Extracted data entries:
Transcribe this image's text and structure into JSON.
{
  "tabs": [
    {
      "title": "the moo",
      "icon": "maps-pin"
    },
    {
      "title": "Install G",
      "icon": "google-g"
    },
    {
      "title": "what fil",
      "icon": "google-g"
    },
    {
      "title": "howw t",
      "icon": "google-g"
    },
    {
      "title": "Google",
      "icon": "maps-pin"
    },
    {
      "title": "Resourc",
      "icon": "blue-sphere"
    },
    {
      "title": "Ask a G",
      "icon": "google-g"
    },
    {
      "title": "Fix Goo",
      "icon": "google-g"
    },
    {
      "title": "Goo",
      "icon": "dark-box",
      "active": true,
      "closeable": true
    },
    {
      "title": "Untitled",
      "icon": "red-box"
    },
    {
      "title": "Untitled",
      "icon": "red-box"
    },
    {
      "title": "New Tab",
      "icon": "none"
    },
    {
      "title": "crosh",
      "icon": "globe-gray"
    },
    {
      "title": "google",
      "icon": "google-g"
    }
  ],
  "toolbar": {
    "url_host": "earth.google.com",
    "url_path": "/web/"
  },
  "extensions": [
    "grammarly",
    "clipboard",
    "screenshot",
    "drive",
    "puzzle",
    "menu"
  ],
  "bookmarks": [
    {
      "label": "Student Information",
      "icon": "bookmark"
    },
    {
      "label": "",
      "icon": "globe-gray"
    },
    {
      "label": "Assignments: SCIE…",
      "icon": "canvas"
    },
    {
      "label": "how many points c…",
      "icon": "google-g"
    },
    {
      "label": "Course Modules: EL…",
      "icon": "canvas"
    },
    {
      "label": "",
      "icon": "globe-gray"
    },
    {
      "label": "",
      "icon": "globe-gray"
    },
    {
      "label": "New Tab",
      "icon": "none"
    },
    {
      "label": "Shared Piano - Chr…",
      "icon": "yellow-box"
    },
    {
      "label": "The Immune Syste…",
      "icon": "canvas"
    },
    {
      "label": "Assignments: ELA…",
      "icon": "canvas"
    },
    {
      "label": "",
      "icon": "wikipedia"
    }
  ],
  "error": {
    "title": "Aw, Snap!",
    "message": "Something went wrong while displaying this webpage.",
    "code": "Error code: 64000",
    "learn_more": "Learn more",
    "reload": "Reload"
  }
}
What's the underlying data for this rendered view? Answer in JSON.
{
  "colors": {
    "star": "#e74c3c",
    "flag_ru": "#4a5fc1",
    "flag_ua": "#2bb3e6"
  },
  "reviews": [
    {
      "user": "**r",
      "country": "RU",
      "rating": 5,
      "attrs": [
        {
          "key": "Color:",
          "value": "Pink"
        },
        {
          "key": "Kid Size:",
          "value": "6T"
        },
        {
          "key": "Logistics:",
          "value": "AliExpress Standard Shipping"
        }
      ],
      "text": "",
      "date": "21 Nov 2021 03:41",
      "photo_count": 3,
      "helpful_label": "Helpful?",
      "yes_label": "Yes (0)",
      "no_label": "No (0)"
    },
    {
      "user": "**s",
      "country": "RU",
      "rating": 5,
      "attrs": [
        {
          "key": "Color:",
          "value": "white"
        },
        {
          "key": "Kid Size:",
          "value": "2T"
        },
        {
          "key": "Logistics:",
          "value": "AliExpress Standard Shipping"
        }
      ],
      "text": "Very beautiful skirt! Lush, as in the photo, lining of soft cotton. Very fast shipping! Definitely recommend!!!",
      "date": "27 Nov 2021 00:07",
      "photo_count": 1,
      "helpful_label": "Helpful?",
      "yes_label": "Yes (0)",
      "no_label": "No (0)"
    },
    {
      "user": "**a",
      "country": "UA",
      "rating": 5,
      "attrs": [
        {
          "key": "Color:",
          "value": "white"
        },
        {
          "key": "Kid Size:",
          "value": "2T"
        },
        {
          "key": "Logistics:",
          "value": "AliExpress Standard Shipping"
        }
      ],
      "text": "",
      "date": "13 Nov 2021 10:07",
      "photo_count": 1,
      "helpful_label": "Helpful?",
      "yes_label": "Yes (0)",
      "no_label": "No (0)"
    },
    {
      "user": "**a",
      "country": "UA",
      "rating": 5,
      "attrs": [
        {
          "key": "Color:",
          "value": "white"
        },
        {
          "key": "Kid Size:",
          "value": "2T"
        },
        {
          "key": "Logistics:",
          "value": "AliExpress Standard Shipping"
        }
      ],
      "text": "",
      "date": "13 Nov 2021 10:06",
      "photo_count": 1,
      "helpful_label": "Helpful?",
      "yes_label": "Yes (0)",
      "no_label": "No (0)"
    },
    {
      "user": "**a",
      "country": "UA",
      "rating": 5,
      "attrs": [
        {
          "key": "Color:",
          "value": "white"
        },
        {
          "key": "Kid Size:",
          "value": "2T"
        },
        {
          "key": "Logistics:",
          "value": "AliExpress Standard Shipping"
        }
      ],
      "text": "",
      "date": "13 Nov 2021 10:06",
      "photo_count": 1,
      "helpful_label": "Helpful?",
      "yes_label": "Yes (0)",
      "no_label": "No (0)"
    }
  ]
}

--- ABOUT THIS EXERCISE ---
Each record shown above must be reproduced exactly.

--- EXPECTED ANSWER ---
Transcribe this image's text and structure into JSON.
{
  "tabs": [
    {
      "title": "the moo",
      "icon": "maps-pin"
    },
    {
      "title": "Install G",
      "icon": "google-g"
    },
    {
      "title": "what fil",
      "icon": "google-g"
    },
    {
      "title": "howw t",
      "icon": "google-g"
    },
    {
      "title": "Google",
      "icon": "maps-pin"
    },
    {
      "title": "Resourc",
      "icon": "blue-sphere"
    },
    {
      "title": "Ask a G",
      "icon": "google-g"
    },
    {
      "title": "Fix Goo",
      "icon": "google-g"
    },
    {
      "title": "Goo",
      "icon": "dark-box",
      "active": true,
      "closeable": true
    },
    {
      "title": "Untitled",
      "icon": "red-box"
    },
    {
      "title": "Untitled",
      "icon": "red-box"
    },
    {
      "title": "New Tab",
      "icon": "none"
    },
    {
      "title": "crosh",
      "icon": "globe-gray"
    },
    {
      "title": "google",
      "icon": "google-g"
    }
  ],
  "toolbar": {
    "url_host": "earth.google.com",
    "url_path": "/web/"
  },
  "extensions": [
    "grammarly",
    "clipboard",
    "screenshot",
    "drive",
    "puzzle",
    "menu"
  ],
  "bookmarks": [
    {
      "label": "Student Information",
      "icon": "bookmark"
    },
    {
      "label": "",
      "icon": "globe-gray"
    },
    {
      "label": "Assignments: SCIE…",
      "icon": "canvas"
    },
    {
      "label": "how many points c…",
      "icon": "google-g"
    },
    {
      "label": "Course Modules: EL…",
      "icon": "canvas"
    },
    {
      "label": "",
      "icon": "globe-gray"
    },
    {
      "label": "",
      "icon": "globe-gray"
    },
    {
      "label": "New Tab",
      "icon": "none"
    },
    {
      "label": "Shared Piano - Chr…",
      "icon": "yellow-box"
    },
    {
      "label": "The Immune Syste…",
      "icon": "canvas"
    },
    {
      "label": "Assignments: ELA…",
      "icon": "canvas"
    },
    {
      "label": "",
      "icon": "wikipedia"
    }
  ],
  "error": {
    "title": "Aw, Snap!",
    "message": "Something went wrong while displaying this webpage.",
    "code": "Error code: 64000",
    "learn_more": "Learn more",
    "reload": "Reload"
  }
}
What's the underlying data for this rendered view? Answer in JSON.
{
  "colors": {
    "star": "#e74c3c",
    "flag_ru": "#4a5fc1",
    "flag_ua": "#2bb3e6"
  },
  "reviews": [
    {
      "user": "**r",
      "country": "RU",
      "rating": 5,
      "attrs": [
        {
          "key": "Color:",
          "value": "Pink"
        },
        {
          "key": "Kid Size:",
          "value": "6T"
        },
        {
          "key": "Logistics:",
          "value": "AliExpress Standard Shipping"
        }
      ],
      "text": "",
      "date": "21 Nov 2021 03:41",
      "photo_count": 3,
      "helpful_label": "Helpful?",
      "yes_label": "Yes (0)",
      "no_label": "No (0)"
    },
    {
      "user": "**s",
      "country": "RU",
      "rating": 5,
      "attrs": [
        {
          "key": "Color:",
          "value": "white"
        },
        {
          "key": "Kid Size:",
          "value": "2T"
        },
        {
          "key": "Logistics:",
          "value": "AliExpress Standard Shipping"
        }
      ],
      "text": "Very beautiful skirt! Lush, as in the photo, lining of soft cotton. Very fast shipping! Definitely recommend!!!",
      "date": "27 Nov 2021 00:07",
      "photo_count": 1,
      "helpful_label": "Helpful?",
      "yes_label": "Yes (0)",
      "no_label": "No (0)"
    },
    {
      "user": "**a",
      "country": "UA",
      "rating": 5,
      "attrs": [
        {
          "key": "Color:",
          "value": "white"
        },
        {
          "key": "Kid Size:",
          "value": "2T"
        },
        {
          "key": "Logistics:",
          "value": "AliExpress Standard Shipping"
        }
      ],
      "text": "",
      "date": "13 Nov 2021 10:07",
      "photo_count": 1,
      "helpful_label": "Helpful?",
      "yes_label": "Yes (0)",
      "no_label": "No (0)"
    },
    {
      "user": "**a",
      "country": "UA",
      "rating": 5,
      "attrs": [
        {
          "key": "Color:",
          "value": "white"
        },
        {
          "key": "Kid Size:",
          "value": "2T"
        },
        {
          "key": "Logistics:",
          "value": "AliExpress Standard Shipping"
        }
      ],
      "text": "",
      "date": "13 Nov 2021 10:06",
      "photo_count": 1,
      "helpful_label": "Helpful?",
      "yes_label": "Yes (0)",
      "no_label": "No (0)"
    },
    {
      "user": "**a",
      "country": "UA",
      "rating": 5,
      "attrs": [
        {
          "key": "Color:",
          "value": "white"
        },
        {
          "key": "Kid Size:",
          "value": "2T"
        },
        {
          "key": "Logistics:",
          "value": "AliExpress Standard Shipping"
        }
      ],
      "text": "",
      "date": "13 Nov 2021 10:06",
      "photo_count": 1,
      "helpful_label": "Helpful?",
      "yes_label": "Yes (0)",
      "no_label": "No (0)"
    }
  ]
}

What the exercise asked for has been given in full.